Advertisements
Tag Archives: DRC

UNREAL: Scientists Explore Active Volcano Nyiragongo

10 Apr

From National Geographic comes these incredible pictures of scientists exploring the Congolese volcano of Nyiragongo. Italian geologist Dario Tedesco and other members of an international team believe this volcano could devastate the nearby town of Goma where more than 1 million people live. Nyriagongo is one of the world’s most active volcanos, but also one of the least understood. Constant fighting in the DRC has made research difficult.

Twice before, the volcano has erupted and killed people in Goma. In 1977, several hundred people were killed when molten rock hurtled toward the city at more than 60 mph. Then, in 2002, 47 more people died during a similar eruption. Scientists believe those eruptions are nothing compared to what the mountain could actually do.

So, they’re studying it. Putting themselves right in the middle of an active volcano, hoping to study the volcano and ultimately save lives. Nyiragongo actually has one of the largest lava lakes in the world at 700 feet across and miles deep. From the article:

But he kept going. He peeked over the top, eye to eye with the boiling lava. This was beyond science. This was personal, the culmination of a lifetime of exploration and adventure and tireless curiosity. Over the radio the emotion in his voice was palpable. “Amazing. Incredible. I’ll never see anything like this again.”

Advertisements

Plane Crashes and Accidents Dominate the News

5 Apr

Now, I recognize that aviation accidents occur far more often then we’d like to admit. Often times, incidents involving small planes do not even make the national news. However, the last two days have yielded no fewer than 5 stories involving plane crashes or accidents. What is going on? Some of these stories you might have heard; others you probably haven’t.

1) Southwest Flight 812: This past weekend, passengers got quite a scare when a flight departing Phoenix for Sacramento developed a five-foot hole in the fuselage during the flight. No one was seriously injured as the flight landed in Yuma, Arizona, but oxygen masks were deployed and passengers described the sound as similar to a “gunshot” at 36,000 feet. Southwest Airlines called the problem a “new and unknown issue” and investigators confirmed that airplanes were not inspected for fatigue in the area where the hole developed because they believed no cracks in the skin could form there. They were obviously quite wrong. Cracks were found in three additional planes and 80 other US planes were grounded for inspection. One passenger snagged quite a few images of the incident (one is below):

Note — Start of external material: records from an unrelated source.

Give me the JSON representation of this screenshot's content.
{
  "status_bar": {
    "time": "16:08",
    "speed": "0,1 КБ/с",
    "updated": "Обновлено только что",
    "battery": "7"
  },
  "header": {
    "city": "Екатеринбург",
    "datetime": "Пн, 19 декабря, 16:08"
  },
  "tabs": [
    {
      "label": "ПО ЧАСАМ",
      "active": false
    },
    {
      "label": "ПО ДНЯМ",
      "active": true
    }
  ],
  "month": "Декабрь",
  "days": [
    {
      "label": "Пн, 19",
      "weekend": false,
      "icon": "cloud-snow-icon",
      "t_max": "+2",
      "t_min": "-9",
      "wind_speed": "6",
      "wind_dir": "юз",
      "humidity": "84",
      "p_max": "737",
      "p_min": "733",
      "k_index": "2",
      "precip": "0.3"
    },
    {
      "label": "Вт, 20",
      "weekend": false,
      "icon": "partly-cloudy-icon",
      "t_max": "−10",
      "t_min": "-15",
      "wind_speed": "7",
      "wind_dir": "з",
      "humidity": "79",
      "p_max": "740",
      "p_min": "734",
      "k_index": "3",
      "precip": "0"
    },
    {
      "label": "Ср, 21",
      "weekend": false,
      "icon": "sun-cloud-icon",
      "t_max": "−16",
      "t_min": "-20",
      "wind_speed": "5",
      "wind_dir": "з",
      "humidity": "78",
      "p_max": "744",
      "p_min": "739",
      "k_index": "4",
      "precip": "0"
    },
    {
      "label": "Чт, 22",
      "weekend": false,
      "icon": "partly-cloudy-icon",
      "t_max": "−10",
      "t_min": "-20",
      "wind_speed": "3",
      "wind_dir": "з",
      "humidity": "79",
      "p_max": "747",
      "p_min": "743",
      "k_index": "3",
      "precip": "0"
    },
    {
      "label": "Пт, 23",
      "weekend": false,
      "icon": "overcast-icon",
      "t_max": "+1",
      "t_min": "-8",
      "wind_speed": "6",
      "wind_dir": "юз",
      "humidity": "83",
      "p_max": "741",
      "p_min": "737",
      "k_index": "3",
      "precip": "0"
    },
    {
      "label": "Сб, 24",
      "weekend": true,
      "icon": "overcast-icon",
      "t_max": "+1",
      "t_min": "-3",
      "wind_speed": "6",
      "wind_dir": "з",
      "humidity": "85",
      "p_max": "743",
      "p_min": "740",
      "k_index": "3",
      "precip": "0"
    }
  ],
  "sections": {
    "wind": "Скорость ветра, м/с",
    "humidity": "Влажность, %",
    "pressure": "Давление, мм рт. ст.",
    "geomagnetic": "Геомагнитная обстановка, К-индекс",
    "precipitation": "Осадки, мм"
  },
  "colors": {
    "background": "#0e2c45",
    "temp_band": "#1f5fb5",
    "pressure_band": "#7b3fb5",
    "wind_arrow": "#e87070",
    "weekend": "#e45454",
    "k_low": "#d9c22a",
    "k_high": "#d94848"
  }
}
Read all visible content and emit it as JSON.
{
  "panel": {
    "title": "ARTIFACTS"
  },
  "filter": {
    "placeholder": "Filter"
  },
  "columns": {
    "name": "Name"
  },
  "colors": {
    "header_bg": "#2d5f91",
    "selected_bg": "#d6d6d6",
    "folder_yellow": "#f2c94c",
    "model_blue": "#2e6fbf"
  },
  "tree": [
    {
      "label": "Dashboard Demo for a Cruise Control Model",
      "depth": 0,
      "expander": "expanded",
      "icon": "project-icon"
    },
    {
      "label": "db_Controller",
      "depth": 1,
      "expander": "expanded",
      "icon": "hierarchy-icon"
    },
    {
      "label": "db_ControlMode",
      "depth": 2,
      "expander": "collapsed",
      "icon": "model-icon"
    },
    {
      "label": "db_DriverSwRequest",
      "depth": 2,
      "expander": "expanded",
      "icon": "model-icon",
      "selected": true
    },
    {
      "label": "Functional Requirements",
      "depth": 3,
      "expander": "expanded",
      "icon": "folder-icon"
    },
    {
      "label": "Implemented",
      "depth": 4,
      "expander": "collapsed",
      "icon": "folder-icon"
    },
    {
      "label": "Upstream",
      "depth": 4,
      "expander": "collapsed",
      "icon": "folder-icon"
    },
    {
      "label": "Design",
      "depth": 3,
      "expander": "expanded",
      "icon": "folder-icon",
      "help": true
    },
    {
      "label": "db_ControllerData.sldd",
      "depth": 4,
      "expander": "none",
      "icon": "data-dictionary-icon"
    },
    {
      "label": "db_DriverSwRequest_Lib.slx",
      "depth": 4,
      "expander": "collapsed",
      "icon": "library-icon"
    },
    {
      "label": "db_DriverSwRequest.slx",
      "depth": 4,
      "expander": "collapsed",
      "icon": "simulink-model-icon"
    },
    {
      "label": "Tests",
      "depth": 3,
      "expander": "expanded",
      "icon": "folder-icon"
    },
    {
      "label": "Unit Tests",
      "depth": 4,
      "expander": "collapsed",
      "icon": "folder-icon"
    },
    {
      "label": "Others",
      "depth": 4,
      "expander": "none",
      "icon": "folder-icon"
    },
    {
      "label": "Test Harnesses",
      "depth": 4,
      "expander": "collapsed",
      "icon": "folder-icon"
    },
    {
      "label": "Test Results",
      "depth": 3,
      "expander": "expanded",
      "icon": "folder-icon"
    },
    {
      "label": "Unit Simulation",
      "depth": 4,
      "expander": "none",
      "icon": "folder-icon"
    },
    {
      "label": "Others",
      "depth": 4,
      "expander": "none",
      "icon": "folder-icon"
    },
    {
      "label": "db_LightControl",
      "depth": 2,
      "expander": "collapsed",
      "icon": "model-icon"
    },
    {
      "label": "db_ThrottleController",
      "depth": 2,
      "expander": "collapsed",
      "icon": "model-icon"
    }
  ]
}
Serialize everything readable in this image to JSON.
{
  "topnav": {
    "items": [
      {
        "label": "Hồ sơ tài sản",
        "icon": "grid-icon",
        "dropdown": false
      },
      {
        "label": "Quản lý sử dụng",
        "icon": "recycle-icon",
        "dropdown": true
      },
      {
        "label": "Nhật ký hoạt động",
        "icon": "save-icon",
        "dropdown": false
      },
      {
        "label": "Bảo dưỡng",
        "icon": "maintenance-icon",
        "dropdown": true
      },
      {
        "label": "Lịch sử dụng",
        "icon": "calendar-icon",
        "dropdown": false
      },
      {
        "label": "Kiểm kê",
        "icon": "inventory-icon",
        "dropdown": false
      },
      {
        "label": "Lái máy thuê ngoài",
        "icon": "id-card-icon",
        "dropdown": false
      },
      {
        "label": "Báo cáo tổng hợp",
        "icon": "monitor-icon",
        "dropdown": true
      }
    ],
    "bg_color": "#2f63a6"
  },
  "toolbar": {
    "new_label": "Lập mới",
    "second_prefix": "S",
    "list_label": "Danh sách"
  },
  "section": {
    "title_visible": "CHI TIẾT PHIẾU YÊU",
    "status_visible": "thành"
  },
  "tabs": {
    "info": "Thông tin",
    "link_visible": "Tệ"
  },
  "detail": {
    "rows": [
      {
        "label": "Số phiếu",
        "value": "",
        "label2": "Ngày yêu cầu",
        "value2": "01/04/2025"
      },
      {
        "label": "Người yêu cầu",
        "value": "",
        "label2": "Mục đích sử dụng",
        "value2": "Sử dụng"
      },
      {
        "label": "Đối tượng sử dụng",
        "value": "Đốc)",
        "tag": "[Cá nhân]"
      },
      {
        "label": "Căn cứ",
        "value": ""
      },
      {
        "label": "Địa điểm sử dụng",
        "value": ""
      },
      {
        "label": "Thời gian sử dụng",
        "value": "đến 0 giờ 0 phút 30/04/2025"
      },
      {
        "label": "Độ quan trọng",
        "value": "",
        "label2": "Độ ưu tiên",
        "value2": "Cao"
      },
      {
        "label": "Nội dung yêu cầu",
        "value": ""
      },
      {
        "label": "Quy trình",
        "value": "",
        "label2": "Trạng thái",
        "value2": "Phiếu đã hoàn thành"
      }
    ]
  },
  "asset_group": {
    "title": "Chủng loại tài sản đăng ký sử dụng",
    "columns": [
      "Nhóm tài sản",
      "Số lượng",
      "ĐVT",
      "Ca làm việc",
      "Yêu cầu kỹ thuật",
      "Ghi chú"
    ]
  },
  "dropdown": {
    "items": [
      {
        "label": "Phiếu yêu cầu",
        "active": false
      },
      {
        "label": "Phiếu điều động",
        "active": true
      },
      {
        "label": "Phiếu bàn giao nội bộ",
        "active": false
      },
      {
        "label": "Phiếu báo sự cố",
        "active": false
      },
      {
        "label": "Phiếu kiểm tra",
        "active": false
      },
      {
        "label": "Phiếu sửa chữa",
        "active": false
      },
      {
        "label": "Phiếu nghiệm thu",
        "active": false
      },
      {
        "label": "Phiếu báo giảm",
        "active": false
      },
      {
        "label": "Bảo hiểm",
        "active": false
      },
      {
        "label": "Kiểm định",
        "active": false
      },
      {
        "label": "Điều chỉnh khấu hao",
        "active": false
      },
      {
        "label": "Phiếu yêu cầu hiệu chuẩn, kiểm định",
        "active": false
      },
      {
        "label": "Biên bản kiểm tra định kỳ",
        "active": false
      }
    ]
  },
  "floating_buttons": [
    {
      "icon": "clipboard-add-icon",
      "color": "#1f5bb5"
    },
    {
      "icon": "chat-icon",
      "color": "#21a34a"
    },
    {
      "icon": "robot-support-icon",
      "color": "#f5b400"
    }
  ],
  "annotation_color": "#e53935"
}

Southwest 8122) Air France 447: More than two years after it plunged into the Atlantic Ocean during a routine flight from Rio De Janeiro to Paris, investigators have located a large piece of wreckage of the plane underwater. The discovery included human remains, which France now plans to retrive. Not much is known about what happened to the plane. Investigators surmised that poor weather could have brought it down, but now hope to recover the flight’s data recorders and get some answers.

Air France 447

3) American Airlines 883: The flight left Boston for St. Thomas, but was forced to land at New York’s JFK Airport after some sort of pressurization problem in the cabin. Oh, and the plane went from 36,000 feet to 9,000 feet in a little over a minute. That’s really fast to drop 27,000 feet. No injuries were reported and the passengers later boarded another plane, which took them to their destination.

4) Small Plane on Queens Beach: A 24-year-old pilot landed a small plane, with three people aboard, without permission on a Queens beach after one of his passengers allegedly became violently ill. The plane landed at Rockaway Beach near Beach 56th Street. All three passengers were uninjured in the crash. Update: Actually the pilot, Jason Maloney, sounds like a real jerk.

5) UN Plane Crash: A plane carrying 33 people crashed while landing in the capital of the Democratic Republic of the Congo during heavy weather. Thirty-two of the people died in the incident. Early reports suggest that the pilot missed the runway as heavy rain fell around the airport in Kinshasa. All but five of the passengers worked with the United Nations, and most of the UN staff worked on peacekeeping operations in the DRC. The plane had been coming from the north-eastern city of Kisangani. Plane crashes are notoriously common in the DRC, where maintenance and safety inspections do not commonly occur.

Plane Crashes